EU fisheries failures jeopardise sustainability of small fishing communities
This is the main finding of research by Dr Alicia Said, Professor Douglas MacMillan, and Dr Joseph Tzanopoulos of the School of Anthropology and Conservation (SAC) published in the world-leading open-access journal Frontiers in Marine Sciences.
To uncover the impact these actions have on local fishing fleets the researchers conducted in-depth interviews with fishing communities, fishers, and policy people, combined with detailed economic and policy analysis. The report found that traditional fishermen were being driven from the sea by specific policies that favour larger boats and richer owners.
Furthermore, inadequate safeguards around informal recreational fishing meant that the pressures on vulnerable fish stocks such as scorpionfish, red seabream, mullets, and other prestigious fisheries has actually intensified.
The study examined the highly controversial and complex subject of 'blue-grabbing' - the legitimate use of appropriating marine resources from traditional users, through policies and governance systems that favour large-scale fisheries, and other activities such as marine conservation for ecotourism.
Professor MacMillan says that EU policy focuses too much on fish stock conservation and has no meaningful policy regulations to ensure that quotas for over-fished stock such as tuna are equitably shared amongst fishermen. He said: 'This allows individual nations to implement their own policies, which more often than not are captured by local elites to enhance their wealth and power through, for example, capturing all the quota. Furthermore, additional conservation measures such as no fishing zones are crude and tend to curtail all fishing activity over large segments of coastal waters, regardless of whether the fishing undertaken there is sustainable or not.'

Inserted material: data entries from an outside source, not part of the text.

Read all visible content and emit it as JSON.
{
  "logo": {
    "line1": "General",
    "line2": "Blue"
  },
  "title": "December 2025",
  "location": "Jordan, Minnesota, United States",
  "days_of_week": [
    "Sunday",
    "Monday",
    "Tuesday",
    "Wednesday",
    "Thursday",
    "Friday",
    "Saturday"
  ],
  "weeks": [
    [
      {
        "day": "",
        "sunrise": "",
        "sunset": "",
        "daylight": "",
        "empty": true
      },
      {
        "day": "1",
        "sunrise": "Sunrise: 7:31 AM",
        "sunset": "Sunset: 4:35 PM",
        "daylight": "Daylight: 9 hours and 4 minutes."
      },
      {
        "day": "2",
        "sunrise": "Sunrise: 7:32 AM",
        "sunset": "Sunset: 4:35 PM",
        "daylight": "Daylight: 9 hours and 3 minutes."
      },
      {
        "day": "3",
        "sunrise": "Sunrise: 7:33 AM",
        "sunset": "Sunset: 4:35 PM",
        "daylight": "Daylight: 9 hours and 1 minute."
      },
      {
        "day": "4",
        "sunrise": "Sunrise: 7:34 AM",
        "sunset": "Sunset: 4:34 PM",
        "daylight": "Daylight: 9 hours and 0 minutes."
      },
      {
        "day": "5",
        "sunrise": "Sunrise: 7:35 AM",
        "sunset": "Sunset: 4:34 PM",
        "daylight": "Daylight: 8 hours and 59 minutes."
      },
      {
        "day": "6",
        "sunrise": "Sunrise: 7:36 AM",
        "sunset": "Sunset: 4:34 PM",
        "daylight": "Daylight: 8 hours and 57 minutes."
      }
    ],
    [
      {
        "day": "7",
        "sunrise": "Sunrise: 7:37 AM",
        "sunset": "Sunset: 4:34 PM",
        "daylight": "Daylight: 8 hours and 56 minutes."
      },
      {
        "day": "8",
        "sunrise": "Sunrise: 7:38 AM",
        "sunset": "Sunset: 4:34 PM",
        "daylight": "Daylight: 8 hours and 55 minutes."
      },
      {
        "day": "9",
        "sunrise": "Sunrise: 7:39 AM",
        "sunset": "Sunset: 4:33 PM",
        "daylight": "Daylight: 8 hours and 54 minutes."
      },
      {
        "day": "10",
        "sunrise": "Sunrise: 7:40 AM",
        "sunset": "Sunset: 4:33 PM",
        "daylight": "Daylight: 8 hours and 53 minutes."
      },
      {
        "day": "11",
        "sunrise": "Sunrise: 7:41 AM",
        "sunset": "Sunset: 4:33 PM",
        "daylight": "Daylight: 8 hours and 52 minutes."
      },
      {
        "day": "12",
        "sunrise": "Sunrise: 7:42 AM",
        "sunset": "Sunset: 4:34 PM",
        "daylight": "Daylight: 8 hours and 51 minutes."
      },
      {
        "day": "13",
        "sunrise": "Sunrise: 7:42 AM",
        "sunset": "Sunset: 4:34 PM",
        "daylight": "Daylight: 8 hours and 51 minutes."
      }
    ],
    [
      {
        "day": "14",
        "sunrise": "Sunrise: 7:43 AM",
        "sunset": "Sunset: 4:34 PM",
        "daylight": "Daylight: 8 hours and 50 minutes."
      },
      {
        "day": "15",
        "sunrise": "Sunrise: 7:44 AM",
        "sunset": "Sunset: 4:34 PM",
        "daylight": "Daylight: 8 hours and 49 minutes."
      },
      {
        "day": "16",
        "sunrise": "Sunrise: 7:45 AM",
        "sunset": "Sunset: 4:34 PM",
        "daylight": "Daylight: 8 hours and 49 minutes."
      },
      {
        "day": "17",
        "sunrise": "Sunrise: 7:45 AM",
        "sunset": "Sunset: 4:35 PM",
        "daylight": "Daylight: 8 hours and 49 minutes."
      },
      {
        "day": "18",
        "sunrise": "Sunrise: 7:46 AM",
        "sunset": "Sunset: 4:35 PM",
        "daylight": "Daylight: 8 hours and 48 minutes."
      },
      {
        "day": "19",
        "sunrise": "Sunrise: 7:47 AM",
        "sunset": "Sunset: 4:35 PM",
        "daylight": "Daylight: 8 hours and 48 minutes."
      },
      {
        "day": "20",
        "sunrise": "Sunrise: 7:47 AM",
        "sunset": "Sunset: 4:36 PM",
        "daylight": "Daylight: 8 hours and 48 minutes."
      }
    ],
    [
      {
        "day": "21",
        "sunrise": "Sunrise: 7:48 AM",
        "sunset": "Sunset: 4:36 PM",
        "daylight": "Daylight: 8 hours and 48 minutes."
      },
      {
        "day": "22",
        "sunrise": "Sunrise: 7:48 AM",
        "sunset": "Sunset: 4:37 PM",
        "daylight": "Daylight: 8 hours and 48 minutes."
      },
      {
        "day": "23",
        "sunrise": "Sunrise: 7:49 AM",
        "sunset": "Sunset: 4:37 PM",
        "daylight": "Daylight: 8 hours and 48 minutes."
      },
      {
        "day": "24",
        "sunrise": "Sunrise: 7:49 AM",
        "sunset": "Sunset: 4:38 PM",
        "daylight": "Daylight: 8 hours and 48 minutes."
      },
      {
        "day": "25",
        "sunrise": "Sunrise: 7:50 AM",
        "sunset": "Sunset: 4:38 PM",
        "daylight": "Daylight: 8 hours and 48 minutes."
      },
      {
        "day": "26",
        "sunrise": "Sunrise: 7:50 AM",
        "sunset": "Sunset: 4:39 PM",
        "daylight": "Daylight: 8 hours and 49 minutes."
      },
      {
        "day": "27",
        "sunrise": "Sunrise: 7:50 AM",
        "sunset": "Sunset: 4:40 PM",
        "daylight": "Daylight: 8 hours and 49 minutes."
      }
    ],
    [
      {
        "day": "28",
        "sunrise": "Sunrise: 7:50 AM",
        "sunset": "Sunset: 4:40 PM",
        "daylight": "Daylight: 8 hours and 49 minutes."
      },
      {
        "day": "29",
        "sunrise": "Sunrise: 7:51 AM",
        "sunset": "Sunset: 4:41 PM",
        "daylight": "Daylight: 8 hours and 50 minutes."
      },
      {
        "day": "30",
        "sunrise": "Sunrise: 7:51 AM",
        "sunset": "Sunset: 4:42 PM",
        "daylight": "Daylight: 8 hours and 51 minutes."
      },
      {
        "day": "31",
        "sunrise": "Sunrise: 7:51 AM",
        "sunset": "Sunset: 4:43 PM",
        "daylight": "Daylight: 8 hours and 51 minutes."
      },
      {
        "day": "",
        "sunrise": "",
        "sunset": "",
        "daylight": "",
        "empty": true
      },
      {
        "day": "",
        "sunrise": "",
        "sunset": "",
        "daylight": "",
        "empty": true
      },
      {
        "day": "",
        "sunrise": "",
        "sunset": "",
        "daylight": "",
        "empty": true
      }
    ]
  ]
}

Dr Said, who is from a traditional Maltese fishing community, said: 'In Malta, the small traditional fishermen have essentially been pushed out of the water and their livelihood by government and EU policies that were actually intended to conserve fish stocks. At the end of the day the small guy ends up with nothing but a meagre retirement package, fishing communities fall into a spiral of decay, and profits for the large boat owners soar as they can capture all the quota and use cheap, often illegal labour to catch the fish.'
Working closely with the local fishing community, the research, has been discussed among key government officers, reaching as high as the Prime Minister of Malta and a major reallocation of quotas for tuna and other commercially important species to the traditional fishing fleet has been promised.
In the forthcoming days, the research will be presented to the Ministers of the Mediterranean who will meet in Malta for a High-level Ministerial Conference on 25th and 26th September to discuss the issues of small-scale fisheries sustainability, and one hopes that this article will bring positive change in the governance of fisheries in the Mediterranean region. ■